*** Begin section ***

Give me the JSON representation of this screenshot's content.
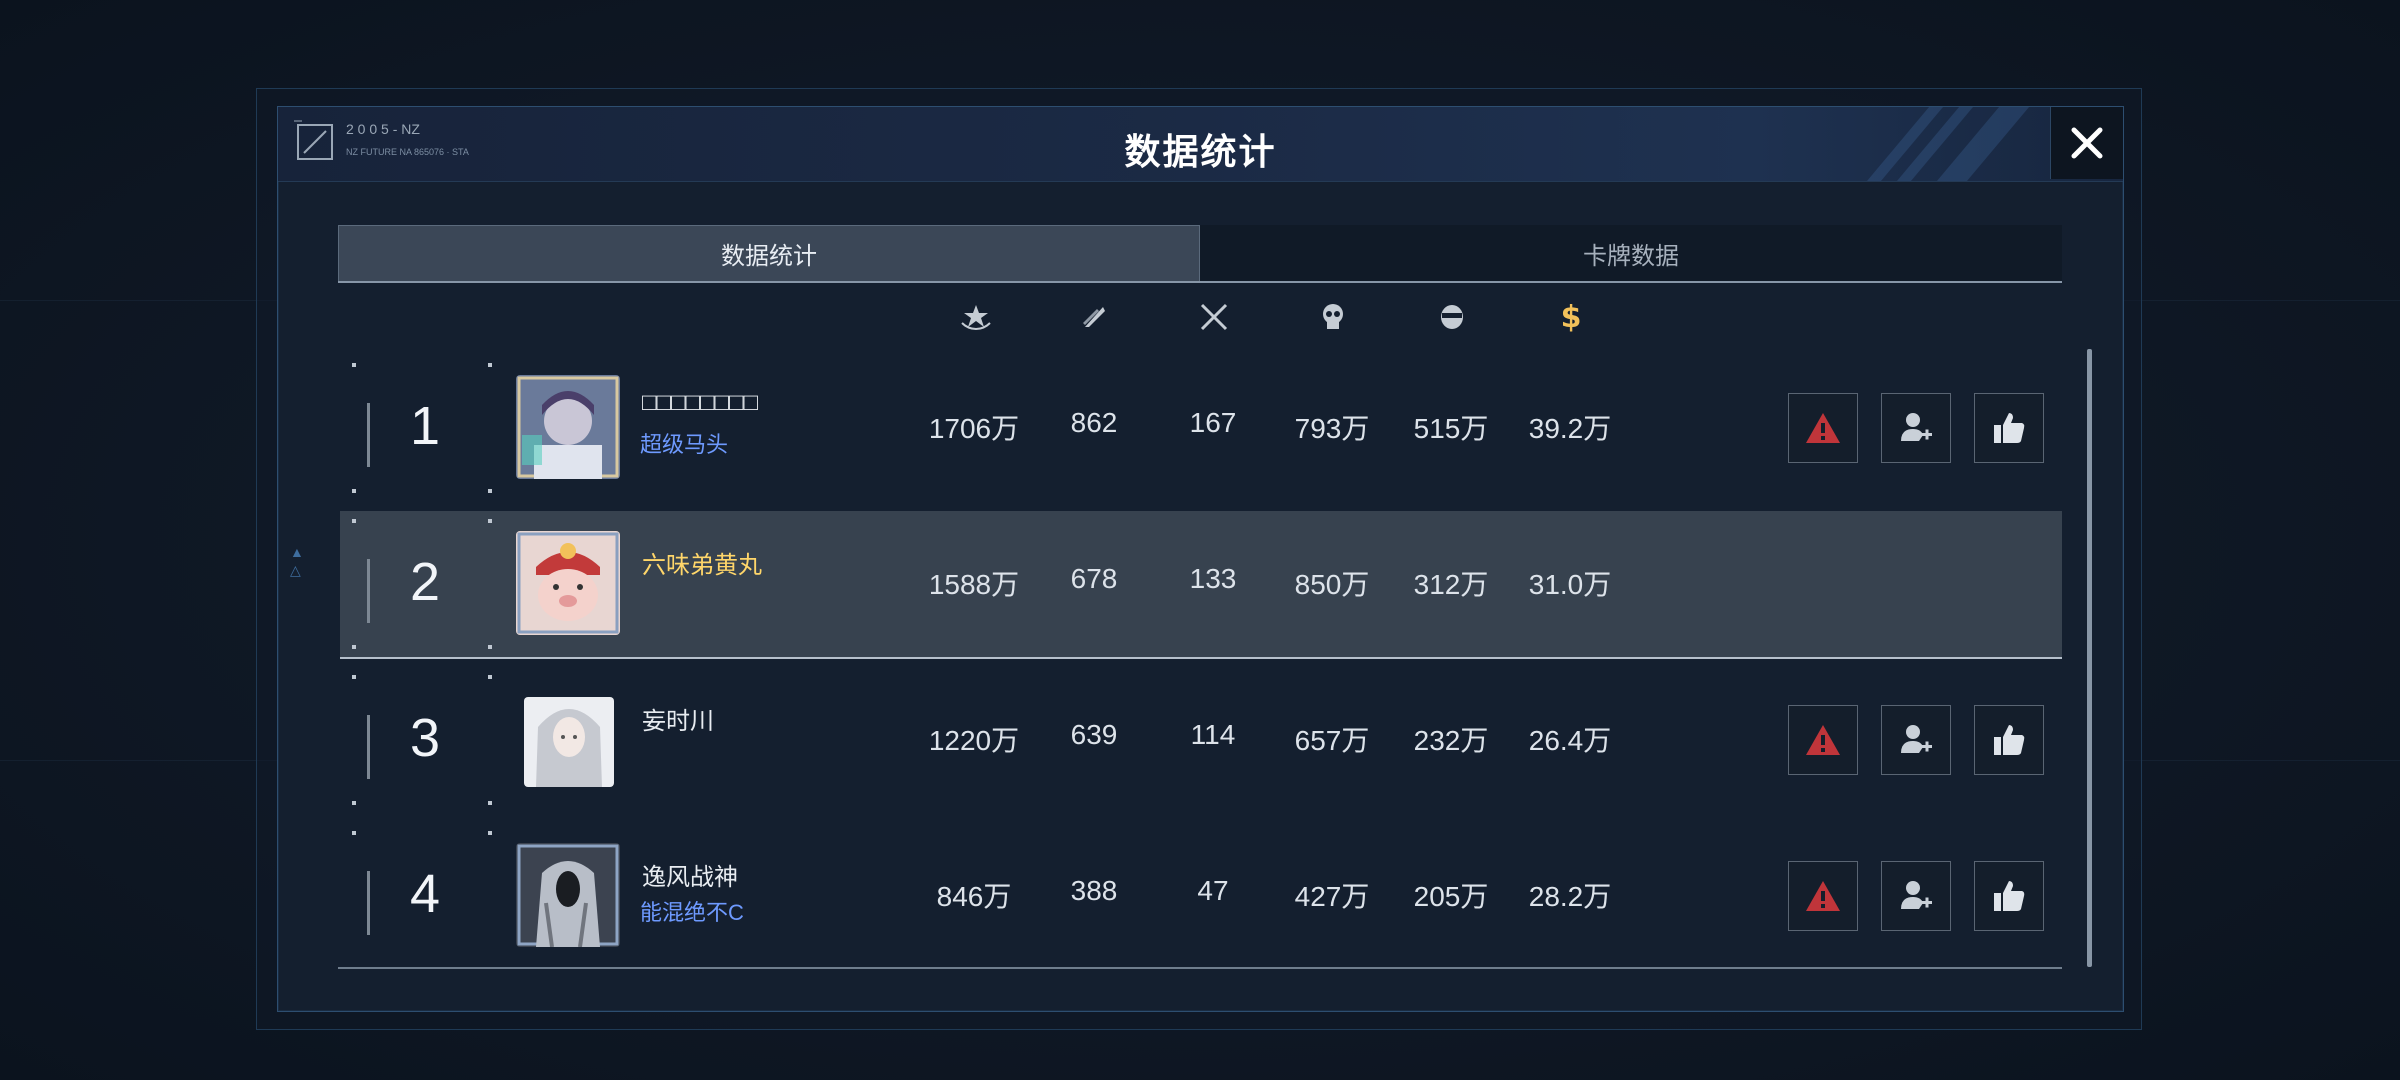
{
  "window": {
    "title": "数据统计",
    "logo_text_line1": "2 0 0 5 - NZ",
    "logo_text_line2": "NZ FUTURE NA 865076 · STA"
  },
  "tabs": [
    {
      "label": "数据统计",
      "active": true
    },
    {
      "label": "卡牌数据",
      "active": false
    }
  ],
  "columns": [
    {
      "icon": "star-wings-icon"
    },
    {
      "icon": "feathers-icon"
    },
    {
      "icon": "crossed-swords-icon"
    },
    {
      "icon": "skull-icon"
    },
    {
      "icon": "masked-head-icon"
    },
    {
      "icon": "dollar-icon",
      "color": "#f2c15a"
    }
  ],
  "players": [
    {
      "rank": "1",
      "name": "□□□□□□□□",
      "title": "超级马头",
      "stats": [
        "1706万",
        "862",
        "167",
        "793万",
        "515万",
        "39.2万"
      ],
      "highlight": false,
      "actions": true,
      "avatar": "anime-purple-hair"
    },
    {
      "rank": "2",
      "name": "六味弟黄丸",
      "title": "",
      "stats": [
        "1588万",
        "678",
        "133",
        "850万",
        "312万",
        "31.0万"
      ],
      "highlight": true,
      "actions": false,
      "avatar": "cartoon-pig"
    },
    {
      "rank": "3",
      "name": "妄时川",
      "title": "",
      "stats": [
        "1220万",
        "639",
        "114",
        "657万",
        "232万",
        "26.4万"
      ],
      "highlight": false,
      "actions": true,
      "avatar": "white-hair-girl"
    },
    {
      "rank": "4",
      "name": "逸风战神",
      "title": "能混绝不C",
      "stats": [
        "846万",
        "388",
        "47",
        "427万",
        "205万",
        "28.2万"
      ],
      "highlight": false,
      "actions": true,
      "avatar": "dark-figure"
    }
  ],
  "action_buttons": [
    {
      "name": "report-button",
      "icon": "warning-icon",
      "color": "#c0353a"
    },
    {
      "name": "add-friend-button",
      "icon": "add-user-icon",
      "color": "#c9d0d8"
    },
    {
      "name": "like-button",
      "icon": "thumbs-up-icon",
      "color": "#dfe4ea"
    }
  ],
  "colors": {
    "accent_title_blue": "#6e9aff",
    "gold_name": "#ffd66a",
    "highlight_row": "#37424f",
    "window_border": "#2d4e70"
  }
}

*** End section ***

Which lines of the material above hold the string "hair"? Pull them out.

SOLUTION:
      "avatar": "anime-purple-hair"
      "avatar": "white-hair-girl"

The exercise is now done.